__Records excerpted from a collection__:

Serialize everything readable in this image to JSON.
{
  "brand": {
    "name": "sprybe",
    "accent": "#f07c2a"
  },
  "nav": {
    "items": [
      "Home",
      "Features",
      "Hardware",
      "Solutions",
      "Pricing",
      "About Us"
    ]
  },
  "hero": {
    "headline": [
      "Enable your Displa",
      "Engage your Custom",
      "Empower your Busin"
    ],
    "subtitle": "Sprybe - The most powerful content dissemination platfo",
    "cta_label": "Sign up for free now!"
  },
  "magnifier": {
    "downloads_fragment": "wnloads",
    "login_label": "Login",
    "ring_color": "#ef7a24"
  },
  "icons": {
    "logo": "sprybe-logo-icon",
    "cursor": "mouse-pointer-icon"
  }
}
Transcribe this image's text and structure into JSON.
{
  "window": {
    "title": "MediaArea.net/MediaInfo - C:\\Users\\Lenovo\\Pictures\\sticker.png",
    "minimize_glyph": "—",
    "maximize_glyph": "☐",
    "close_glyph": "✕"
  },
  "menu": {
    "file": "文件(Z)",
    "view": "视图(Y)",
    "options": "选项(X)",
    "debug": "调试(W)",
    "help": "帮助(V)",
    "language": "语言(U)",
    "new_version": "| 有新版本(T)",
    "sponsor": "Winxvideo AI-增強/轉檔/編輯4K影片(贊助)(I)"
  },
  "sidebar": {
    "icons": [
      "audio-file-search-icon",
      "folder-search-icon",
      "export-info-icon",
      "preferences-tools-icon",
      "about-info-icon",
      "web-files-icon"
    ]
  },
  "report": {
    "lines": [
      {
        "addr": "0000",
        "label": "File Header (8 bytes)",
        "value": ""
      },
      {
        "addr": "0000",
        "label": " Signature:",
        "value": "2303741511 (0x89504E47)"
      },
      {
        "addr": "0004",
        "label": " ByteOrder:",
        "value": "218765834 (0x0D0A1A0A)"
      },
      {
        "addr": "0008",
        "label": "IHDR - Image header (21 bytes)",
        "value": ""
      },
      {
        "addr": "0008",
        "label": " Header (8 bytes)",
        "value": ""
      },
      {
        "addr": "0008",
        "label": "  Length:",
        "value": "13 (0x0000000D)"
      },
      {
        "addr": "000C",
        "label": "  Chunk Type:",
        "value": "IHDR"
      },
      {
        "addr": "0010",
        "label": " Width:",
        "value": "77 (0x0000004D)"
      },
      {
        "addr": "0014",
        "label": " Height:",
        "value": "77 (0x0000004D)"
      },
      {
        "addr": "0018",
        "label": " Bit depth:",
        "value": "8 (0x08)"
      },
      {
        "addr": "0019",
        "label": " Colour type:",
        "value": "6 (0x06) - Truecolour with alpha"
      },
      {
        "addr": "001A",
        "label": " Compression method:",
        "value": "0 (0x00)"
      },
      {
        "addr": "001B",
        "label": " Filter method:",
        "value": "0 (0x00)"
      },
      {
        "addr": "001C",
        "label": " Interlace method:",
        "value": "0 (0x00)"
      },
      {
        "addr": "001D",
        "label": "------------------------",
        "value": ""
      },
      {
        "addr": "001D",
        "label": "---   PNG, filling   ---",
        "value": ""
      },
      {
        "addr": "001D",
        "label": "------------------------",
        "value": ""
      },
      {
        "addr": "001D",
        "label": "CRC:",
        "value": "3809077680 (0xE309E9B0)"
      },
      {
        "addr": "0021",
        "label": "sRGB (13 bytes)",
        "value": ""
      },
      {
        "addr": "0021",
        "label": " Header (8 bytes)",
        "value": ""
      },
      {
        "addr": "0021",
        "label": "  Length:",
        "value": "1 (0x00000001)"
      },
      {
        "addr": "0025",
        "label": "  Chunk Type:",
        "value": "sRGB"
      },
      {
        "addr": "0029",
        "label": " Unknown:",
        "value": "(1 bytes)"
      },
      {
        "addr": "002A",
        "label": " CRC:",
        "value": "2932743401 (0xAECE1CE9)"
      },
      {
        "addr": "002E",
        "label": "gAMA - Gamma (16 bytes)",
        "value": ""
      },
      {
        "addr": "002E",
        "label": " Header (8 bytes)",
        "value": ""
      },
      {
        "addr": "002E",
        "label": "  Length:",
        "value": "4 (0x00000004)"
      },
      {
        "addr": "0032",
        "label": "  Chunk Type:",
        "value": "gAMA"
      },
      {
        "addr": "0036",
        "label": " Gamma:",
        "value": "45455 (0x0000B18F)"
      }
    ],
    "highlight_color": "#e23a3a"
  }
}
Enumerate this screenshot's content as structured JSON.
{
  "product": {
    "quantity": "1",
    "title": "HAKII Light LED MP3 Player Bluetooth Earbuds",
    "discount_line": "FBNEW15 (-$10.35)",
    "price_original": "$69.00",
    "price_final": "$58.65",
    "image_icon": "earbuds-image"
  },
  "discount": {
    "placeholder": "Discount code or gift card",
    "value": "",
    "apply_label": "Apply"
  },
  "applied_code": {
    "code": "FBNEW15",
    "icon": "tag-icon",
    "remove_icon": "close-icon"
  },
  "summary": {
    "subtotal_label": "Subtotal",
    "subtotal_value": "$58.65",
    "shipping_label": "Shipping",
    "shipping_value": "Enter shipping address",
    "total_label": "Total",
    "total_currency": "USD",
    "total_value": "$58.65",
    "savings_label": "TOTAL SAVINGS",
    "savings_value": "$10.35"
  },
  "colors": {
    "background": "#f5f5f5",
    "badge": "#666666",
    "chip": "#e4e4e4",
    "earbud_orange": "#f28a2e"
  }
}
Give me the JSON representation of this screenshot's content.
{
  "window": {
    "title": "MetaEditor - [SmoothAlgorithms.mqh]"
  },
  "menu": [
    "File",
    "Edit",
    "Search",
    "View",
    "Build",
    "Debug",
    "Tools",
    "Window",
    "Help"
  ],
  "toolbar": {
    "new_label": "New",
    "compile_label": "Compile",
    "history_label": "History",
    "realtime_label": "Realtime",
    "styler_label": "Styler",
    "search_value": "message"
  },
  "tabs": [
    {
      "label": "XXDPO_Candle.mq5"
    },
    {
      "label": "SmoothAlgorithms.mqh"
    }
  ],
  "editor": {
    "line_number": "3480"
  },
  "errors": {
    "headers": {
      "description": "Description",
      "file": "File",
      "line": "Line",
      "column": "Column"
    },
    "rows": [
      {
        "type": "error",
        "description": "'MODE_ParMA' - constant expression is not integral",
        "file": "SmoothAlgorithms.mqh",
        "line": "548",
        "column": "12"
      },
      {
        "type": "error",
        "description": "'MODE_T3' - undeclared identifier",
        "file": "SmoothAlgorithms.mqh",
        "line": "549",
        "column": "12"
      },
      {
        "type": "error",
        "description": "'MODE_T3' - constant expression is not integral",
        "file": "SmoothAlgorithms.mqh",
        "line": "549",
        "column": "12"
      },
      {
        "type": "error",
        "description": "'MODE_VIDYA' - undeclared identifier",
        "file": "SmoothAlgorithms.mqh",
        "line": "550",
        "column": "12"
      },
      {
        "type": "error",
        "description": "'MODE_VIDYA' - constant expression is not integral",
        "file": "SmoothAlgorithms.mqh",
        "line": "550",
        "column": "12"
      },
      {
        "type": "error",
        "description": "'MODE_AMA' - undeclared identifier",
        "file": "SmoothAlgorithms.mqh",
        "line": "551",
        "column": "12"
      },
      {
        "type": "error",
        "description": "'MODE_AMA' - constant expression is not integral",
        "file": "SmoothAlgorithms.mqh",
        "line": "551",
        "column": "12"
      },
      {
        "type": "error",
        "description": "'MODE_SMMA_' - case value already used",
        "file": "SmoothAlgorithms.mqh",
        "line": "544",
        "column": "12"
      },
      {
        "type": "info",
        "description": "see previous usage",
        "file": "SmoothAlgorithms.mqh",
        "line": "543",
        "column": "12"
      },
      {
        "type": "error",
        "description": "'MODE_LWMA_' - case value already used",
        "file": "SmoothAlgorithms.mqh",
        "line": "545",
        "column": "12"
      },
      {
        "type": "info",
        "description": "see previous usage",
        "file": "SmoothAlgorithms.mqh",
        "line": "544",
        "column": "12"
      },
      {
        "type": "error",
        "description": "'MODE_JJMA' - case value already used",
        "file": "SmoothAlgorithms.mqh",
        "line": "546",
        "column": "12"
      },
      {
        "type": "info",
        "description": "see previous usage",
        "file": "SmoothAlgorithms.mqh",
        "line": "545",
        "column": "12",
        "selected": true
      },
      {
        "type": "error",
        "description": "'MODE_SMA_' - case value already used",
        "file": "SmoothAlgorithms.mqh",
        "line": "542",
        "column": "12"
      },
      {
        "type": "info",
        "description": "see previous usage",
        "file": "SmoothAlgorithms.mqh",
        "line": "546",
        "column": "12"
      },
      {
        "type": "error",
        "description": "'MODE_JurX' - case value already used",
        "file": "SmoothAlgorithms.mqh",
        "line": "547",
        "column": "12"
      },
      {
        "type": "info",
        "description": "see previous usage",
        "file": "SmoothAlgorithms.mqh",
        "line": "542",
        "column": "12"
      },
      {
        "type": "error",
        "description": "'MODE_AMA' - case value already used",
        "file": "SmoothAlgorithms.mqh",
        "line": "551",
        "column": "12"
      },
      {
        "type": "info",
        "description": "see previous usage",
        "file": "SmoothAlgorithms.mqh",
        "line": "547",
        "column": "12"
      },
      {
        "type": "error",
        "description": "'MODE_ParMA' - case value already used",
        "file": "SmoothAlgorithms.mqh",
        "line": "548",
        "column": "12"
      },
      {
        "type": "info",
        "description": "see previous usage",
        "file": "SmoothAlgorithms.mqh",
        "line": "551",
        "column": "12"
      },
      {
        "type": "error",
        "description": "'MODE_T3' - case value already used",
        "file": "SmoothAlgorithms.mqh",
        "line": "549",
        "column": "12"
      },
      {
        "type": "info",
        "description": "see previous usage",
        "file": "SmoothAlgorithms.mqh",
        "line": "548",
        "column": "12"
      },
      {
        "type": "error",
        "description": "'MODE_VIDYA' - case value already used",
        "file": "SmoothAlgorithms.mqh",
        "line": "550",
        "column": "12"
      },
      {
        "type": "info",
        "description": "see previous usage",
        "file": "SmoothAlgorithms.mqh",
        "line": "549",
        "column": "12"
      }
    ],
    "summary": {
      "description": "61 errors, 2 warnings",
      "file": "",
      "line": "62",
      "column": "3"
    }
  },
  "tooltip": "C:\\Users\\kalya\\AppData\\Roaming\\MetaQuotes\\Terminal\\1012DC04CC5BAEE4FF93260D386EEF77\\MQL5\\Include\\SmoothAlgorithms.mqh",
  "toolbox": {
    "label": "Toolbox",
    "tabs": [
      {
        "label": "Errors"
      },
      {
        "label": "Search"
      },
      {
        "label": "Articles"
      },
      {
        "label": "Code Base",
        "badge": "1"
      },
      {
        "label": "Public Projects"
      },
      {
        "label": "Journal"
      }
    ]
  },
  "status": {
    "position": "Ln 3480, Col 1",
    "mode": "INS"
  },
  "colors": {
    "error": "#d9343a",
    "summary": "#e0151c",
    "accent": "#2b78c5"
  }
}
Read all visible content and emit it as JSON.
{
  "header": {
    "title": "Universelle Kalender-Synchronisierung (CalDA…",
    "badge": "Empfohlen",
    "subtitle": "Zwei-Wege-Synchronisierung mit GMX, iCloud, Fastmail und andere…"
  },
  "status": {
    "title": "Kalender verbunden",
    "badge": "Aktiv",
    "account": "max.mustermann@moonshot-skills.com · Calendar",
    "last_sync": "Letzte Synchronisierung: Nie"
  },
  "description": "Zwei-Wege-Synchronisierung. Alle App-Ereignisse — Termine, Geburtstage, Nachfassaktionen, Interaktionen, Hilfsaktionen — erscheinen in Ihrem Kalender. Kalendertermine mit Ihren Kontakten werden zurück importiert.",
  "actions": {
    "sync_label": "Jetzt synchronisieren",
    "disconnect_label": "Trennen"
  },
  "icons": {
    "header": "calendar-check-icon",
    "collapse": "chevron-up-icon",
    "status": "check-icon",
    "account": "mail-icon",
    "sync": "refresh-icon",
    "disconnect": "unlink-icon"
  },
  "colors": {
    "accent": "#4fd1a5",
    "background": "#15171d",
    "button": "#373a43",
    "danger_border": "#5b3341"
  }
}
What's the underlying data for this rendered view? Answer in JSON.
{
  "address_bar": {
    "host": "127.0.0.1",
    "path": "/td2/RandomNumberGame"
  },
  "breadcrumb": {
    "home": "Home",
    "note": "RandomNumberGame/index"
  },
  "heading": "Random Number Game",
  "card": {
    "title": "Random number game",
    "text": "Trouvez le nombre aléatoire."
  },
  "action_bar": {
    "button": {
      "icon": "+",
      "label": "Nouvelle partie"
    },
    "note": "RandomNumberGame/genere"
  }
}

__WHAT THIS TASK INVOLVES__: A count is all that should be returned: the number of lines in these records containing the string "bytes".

__ANSWER FOR THIS EXERCISE__: 8